The third and final talk in the Wellesley Chamber of Commerce 2009 Babson College/Wellesley Bank Business Series was held this morning. The theme was “Making Sense of a Changing World: Service as a Solution to Today’s Challenges.”

Lisa Thomas, director of Babson’s Bernon Center for Public Service, and Marty Maffeo, an alumnus and volunteer in Babson’s Coaching for Leadership and Teamwork Program (CLTP) who stood in for scheduled speaker Mark Albion, addressed a group of about 20 to tackle the idea of service as one solution for the challenges faced locally and globally and ways that Babson is showing how an entrepreneur – or entrepreneurial attitude – can have an impact.

Marty spoke first emphasizing a Mark Albion mantra “doing good AND doing well” as an attitude for good business. He talked about President Schlesinger’s strategic initiative of making Babson synonymous with entrepreneurship in thought and action. He also talked about People, Profit, and Planet being a foundation for a Babson entrepreneurial education.

He talked about our new charge: to educate a generation of leaders who can create economic and social value . . . everywhere. And to:
• Have our students use their Babson education to transform enterprises and communities around the globe.
• Make business, by its very nature, be socially responsible/impactful.
• Partner with organizations that can help us with our objectives; e.g.   The Ashoka Foundation and Net Impact.  

Marty encouraged business owners in the audience to think about the impact that being socially responsible has locally and globally. He also mentioned that college students need to connect with people like them – business owners, and that they can benefit from these students offer as many move toward social entrepreneurship.

Lisa Thomas then spoke about Babson’s Bernon Center, established in 1998, and its mission:  to help Babson College graduate globally responsible and civically engaged individuals who understand that their role as trained entrepreneurs is to not only give back to the community but to use their competencies to look at social justice issues and seek innovative solutions.

Lisa has been with the Center since its beginning and recalls that in 1998, 2,500 hours of service were documented by the Babson community. In the 2008- 2009 academic year, the Babson community had over 25,000 service hours!  They have grown from one part-time staff member and 6 student leaders to a ¾-time plus one full-time professional and 30 Student Service Leaders.
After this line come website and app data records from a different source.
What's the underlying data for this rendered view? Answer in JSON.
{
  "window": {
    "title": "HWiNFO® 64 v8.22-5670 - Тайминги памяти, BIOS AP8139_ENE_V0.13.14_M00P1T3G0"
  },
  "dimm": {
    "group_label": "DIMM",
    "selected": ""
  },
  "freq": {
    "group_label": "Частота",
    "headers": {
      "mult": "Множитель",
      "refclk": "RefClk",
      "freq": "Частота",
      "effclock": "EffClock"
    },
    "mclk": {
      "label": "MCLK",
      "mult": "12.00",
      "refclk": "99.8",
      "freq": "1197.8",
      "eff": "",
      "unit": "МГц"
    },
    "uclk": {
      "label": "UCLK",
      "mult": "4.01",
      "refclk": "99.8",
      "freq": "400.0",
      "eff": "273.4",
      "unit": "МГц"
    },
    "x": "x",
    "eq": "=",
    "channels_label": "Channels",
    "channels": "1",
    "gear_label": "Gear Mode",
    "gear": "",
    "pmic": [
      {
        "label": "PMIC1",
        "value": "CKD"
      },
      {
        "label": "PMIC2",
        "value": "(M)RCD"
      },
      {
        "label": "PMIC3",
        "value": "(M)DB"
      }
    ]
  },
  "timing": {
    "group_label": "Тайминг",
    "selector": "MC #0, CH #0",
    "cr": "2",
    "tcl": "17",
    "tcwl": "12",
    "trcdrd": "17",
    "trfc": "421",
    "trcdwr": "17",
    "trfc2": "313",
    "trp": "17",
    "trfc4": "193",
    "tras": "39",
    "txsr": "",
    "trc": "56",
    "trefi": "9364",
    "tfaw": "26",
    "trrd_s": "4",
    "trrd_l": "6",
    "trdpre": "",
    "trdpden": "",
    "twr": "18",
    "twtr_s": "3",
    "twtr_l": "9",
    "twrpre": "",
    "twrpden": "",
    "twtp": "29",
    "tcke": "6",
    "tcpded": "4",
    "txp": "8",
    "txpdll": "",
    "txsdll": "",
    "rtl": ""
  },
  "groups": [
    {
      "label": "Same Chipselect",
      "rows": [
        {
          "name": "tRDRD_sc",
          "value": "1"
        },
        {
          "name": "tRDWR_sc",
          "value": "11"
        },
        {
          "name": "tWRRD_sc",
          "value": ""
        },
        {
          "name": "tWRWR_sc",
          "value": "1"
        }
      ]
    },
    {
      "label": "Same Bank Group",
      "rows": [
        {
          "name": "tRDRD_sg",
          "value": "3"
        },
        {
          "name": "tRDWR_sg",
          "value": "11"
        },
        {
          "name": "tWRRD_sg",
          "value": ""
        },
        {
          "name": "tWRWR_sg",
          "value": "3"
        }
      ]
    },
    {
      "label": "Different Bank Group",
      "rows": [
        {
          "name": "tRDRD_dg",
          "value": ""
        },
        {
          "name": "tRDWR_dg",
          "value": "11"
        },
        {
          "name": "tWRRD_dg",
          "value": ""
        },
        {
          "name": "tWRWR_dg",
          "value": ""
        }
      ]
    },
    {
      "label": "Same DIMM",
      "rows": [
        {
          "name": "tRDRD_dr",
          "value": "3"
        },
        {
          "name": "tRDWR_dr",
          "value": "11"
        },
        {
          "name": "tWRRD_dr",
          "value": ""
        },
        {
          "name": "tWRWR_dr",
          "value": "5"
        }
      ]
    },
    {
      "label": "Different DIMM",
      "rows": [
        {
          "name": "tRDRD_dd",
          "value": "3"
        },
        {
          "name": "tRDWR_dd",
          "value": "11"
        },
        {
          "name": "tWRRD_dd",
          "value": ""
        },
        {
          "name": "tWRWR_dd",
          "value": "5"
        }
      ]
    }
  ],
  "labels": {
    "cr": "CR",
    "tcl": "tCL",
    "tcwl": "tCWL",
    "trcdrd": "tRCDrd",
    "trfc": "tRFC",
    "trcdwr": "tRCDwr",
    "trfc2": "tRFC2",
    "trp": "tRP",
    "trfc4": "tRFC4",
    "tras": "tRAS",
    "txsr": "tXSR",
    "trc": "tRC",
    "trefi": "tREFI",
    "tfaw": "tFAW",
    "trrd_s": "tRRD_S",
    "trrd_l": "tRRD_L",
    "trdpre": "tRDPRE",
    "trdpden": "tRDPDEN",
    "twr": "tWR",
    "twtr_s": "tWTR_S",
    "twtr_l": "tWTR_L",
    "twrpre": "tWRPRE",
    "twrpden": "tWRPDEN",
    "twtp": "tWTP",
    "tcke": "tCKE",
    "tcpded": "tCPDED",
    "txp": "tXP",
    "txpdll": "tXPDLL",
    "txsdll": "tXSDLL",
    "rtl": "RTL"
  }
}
Every day for almost 14 years, Babson students have helped young Needham and Wellesley students with their homework through the Housing Authority. Another ongoing student mission has been to Mattapan to teach English as a Second Language.  According to Lisa, the students “skip onto the buses” because they love these projects.

Lisa explained her goal is to move the students from hands-on service projects, to embracing the concept of social responsibility, then ‘graduating’ to becoming social entrepreneurs in attitude even if they’re not creating their own businesses.

A new project underway is the Bernon Scholar Program, intended to formally engage students in an embedded service experience. The first 10 will be selected from the applicants this month. One criteria is to complete a “Be the Change” course taught by Undergraduate Dean Dennis Hanno and Professors Danna Greenberg, James Hunt and Kate McKone-Sweet.

Lisa also spoke of an upcoming initiative, Barton Road Research Project, led by John Whitman, professor of entrepreneurship. With his students, they will explore how Babson resources might be applied in a strategic way, not only to serve immediate needs, such as after school educational programs for kids in public housing, but also to help lift motivated families out of public housing. They hope this will become a model program to share with others.

A poignant moment came during a brief Q&A when a Chamber member shared how he learned about giving back during his own college days. He had returned from active military duty and found a job offering a meager salary. He worked hard and earned raises and was at a point that he had a few cents more than he needed to get by. His boss told him that now it was time to start giving back; a position that had never occurred to him.  He says it changed his life!